At the Environmental Advisory Council’s monthly meeting on Wednesday, the council gave updates on efforts to maintain soil health throughout New Haven and encouraged textile recycling.
New Haven Solid Waste & Recycling Authority Executive Director Pierre Barbour presented an initiative to recycle textiles in the weeks leading up to Earth Day in the form of a textile recycling drive. Barbour’s presentation on textile recycling received a round of applause from community residents and council members alike, and he noted the various ways in which Americans have failed to recycle textiles in recent years.
“The average citizen in the United States throws out 81 pounds of clothing and textiles. And a lot of it ends up in the streams,” Barbour said. “It’s a huge to-do when you think about everything that can be resurrected out of the streams.”

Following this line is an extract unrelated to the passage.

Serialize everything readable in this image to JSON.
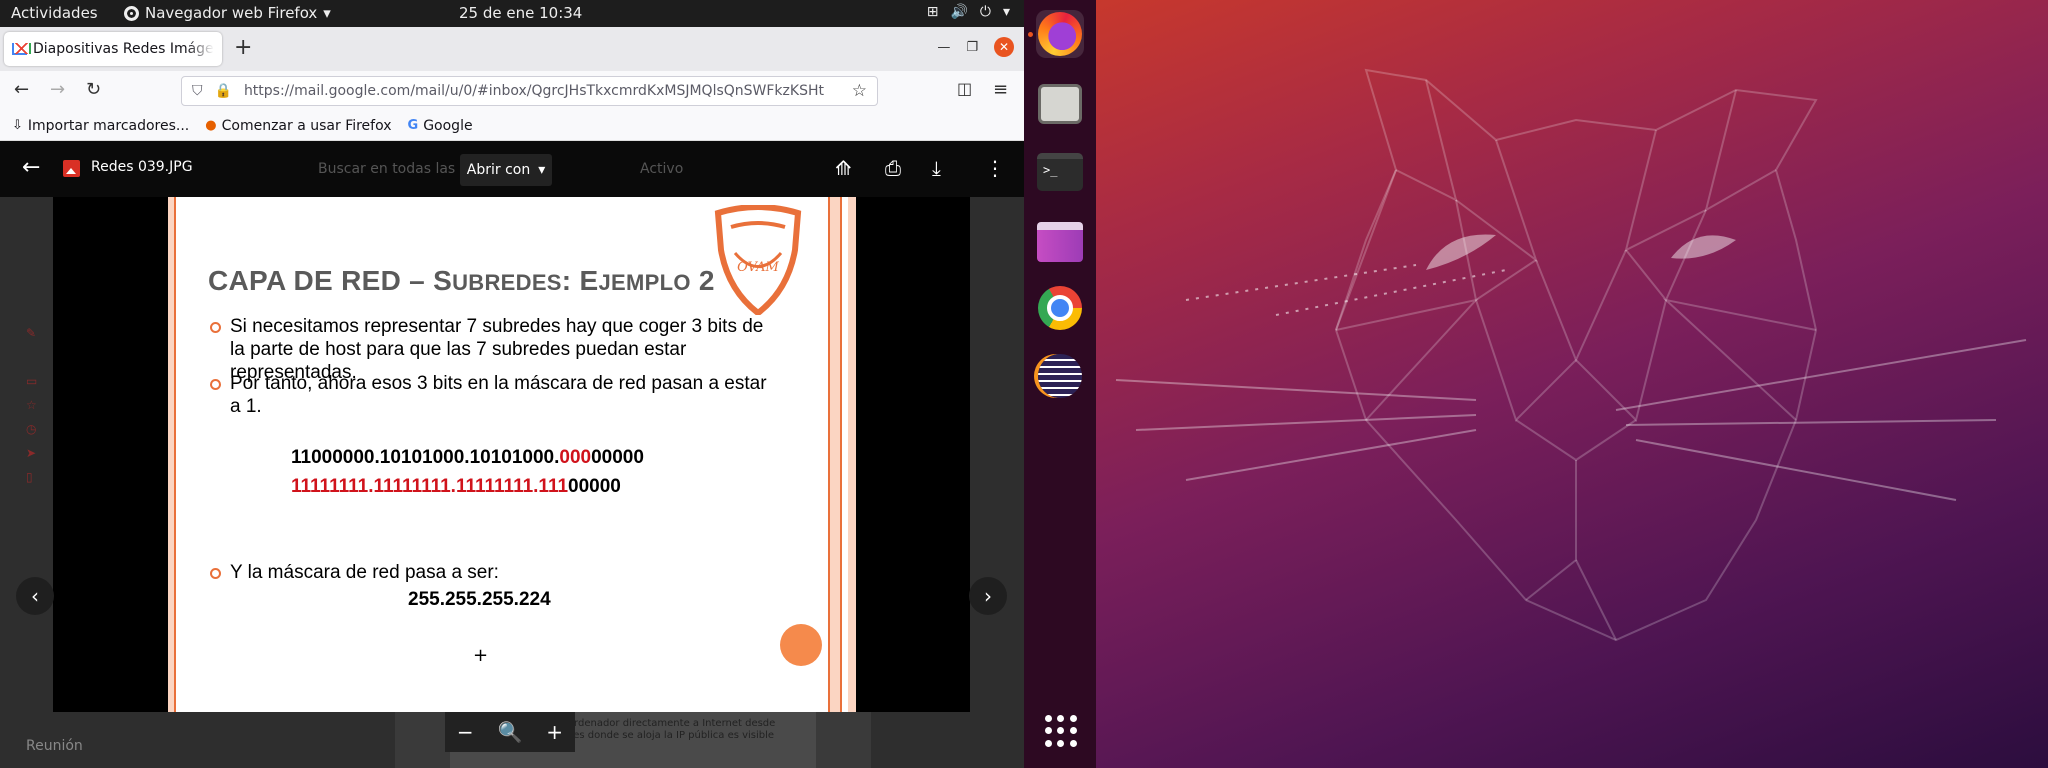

According to Barbour, a wide variety of textiles can be recycled, including shirts, jeans and even stuffed animals — which can be used in car seat cushions. He noted that there are a variety of economic benefits to textile recycling. For example, 1,800 gallons of water are used to grow and harvest cotton necessary to make a pair of jeans, according to Barbour. Additionally, recycling clothes with the New Haven Solid Waste & Recycling Authority — which is free of charge for New Haven residents — at its 260 Middletown Ave. facility drives down tax costs which would otherwise be allocated to garbage disposal. Every 2 million pounds of textiles recycled has the same environmental net positive as removing 1 million cars from the road.

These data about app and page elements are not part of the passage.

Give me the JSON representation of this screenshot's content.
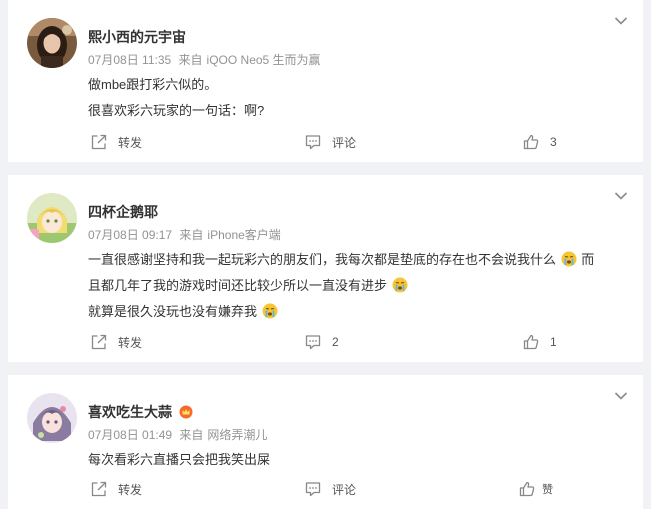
{
  "comments": [
    {
      "username": "熙小西的元宇宙",
      "date": "07月08日 11:35",
      "source_prefix": "来自",
      "source": "iQOO Neo5 生而为赢",
      "lines": [
        "做mbe跟打彩六似的。",
        "很喜欢彩六玩家的一句话：啊?"
      ],
      "forward_label": "转发",
      "comment_label": "评论",
      "like_label": "3"
    },
    {
      "username": "四杯企鹅耶",
      "date": "07月08日 09:17",
      "source_prefix": "来自",
      "source": "iPhone客户端",
      "line1": "一直很感谢坚持和我一起玩彩六的朋友们，我每次都是垫底的存在也不会说我什么",
      "line1_tail": "而",
      "line2": "且都几年了我的游戏时间还比较少所以一直没有进步",
      "line3": "就算是很久没玩也没有嫌弃我",
      "forward_label": "转发",
      "comment_label": "2",
      "like_label": "1"
    },
    {
      "username": "喜欢吃生大蒜",
      "date": "07月08日 01:49",
      "source_prefix": "来自",
      "source": "网络弄潮儿",
      "lines": [
        "每次看彩六直播只会把我笑出屎"
      ],
      "forward_label": "转发",
      "comment_label": "评论",
      "like_label": "赞"
    }
  ],
  "icons": {
    "forward": "forward-icon",
    "comment": "comment-icon",
    "like": "thumbs-up-icon",
    "menu": "chevron-down-icon",
    "emoji": "crying-emoji-icon",
    "badge": "crown-badge-icon"
  }
}
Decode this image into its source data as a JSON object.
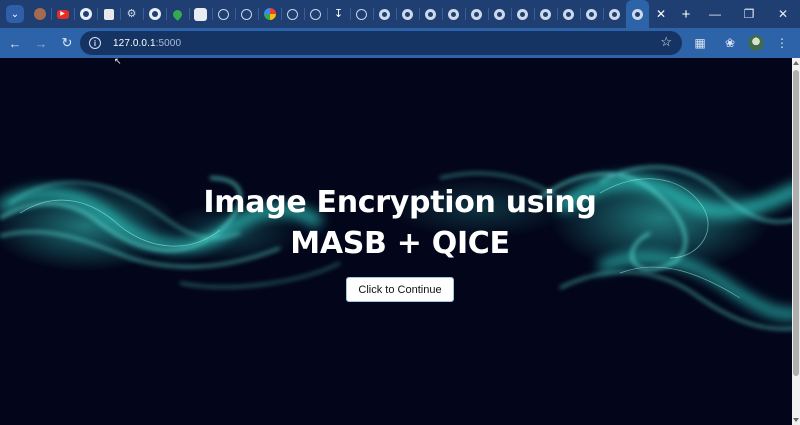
{
  "browser": {
    "tabs": [
      {
        "icon": "avatar-icon",
        "active": false
      },
      {
        "icon": "youtube-icon",
        "active": false
      },
      {
        "icon": "github-icon",
        "active": false
      },
      {
        "icon": "document-icon",
        "active": false
      },
      {
        "icon": "gear-icon",
        "active": false
      },
      {
        "icon": "github-icon",
        "active": false
      },
      {
        "icon": "maps-icon",
        "active": false
      },
      {
        "icon": "blank-page-icon",
        "active": false
      },
      {
        "icon": "globe-icon",
        "active": false
      },
      {
        "icon": "globe-icon",
        "active": false
      },
      {
        "icon": "google-icon",
        "active": false
      },
      {
        "icon": "globe-icon",
        "active": false
      },
      {
        "icon": "globe-icon",
        "active": false
      },
      {
        "icon": "download-icon",
        "active": false
      },
      {
        "icon": "globe-icon",
        "active": false
      },
      {
        "icon": "chrome-icon",
        "active": false
      },
      {
        "icon": "chrome-icon",
        "active": false
      },
      {
        "icon": "chrome-icon",
        "active": false
      },
      {
        "icon": "chrome-icon",
        "active": false
      },
      {
        "icon": "chrome-icon",
        "active": false
      },
      {
        "icon": "chrome-icon",
        "active": false
      },
      {
        "icon": "chrome-icon",
        "active": false
      },
      {
        "icon": "chrome-icon",
        "active": false
      },
      {
        "icon": "chrome-icon",
        "active": false
      },
      {
        "icon": "chrome-icon",
        "active": false
      },
      {
        "icon": "chrome-icon",
        "active": false
      },
      {
        "icon": "chrome-icon",
        "active": true
      }
    ],
    "address": {
      "host": "127.0.0.1",
      "port": ":5000"
    },
    "colors": {
      "tabstrip": "#1f3f73",
      "toolbar": "#2d63a9",
      "omnibox": "#163463"
    }
  },
  "page": {
    "title_line1": "Image Encryption using",
    "title_line2": "MASB + QICE",
    "continue_label": "Click to Continue",
    "colors": {
      "background": "#03061a",
      "smoke": "#2fc9c0",
      "button_bg": "#ffffff"
    }
  }
}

The meeting also touched on soil maintenance in New Haven, an issue long-discussed by the council. The use of pesticides is not regulated by New Haven and other Connecticut municipalities. Rather, pesticide use is regulated at the state level.
Chair of the Environmental Advisory Council Laura Cahn said that she had recently testified in favor of a state bill authorizing municipalities to restrict the use of pesticides in certain areas under their jurisdiction. The legislation has yet to see a vote.
“While New Haven has passed a voluntary ban on lawn chemicals, we need your help to let us prevent our residents, animals, plants, soil, air and water from exposure to them,” Cahn wrote in her testimony.
At the beginning of the meeting, Cahn also commented on the University’s decision to replace its soil athletic fields with turf. This is not the first time that the Environmental Advisory Council has discussed the University’s plans to install turf in their athletic fields.
In the February meeting, Cahn raised concerns regarding the process that the University went through to replace the soil with turf. Last December, City Plan Department commissioners unanimously approved the University’s conversion plans despite objections from Cahn and the Environmental Advisory Council. Cahn noted that there was no public hearing on the proposal of the turf field where residents could voice concerns to city officials. According to Cahn, replacing soil with turf takes away the soil’s environmental benefits, such as filtering toxins.
In a February interview with the News, Iris Kaminski — a member of the council and public health lecturer at Yale — said that she is disappointed that Yale and Quinnipiac are installing new turf fields, noting that the environmental concerns should be taken more seriously in the face of climate change.
“We’re going backwards,” Kaminski said. “Ten years ago, it’s great. Now with all we know about climate change you don’t want to add a synthetic surface that the water could go through.”
The New Haven Environmental Advisory Council meets on the first Wednesday of each month at City Hall.
Nick Tabio | email@example.com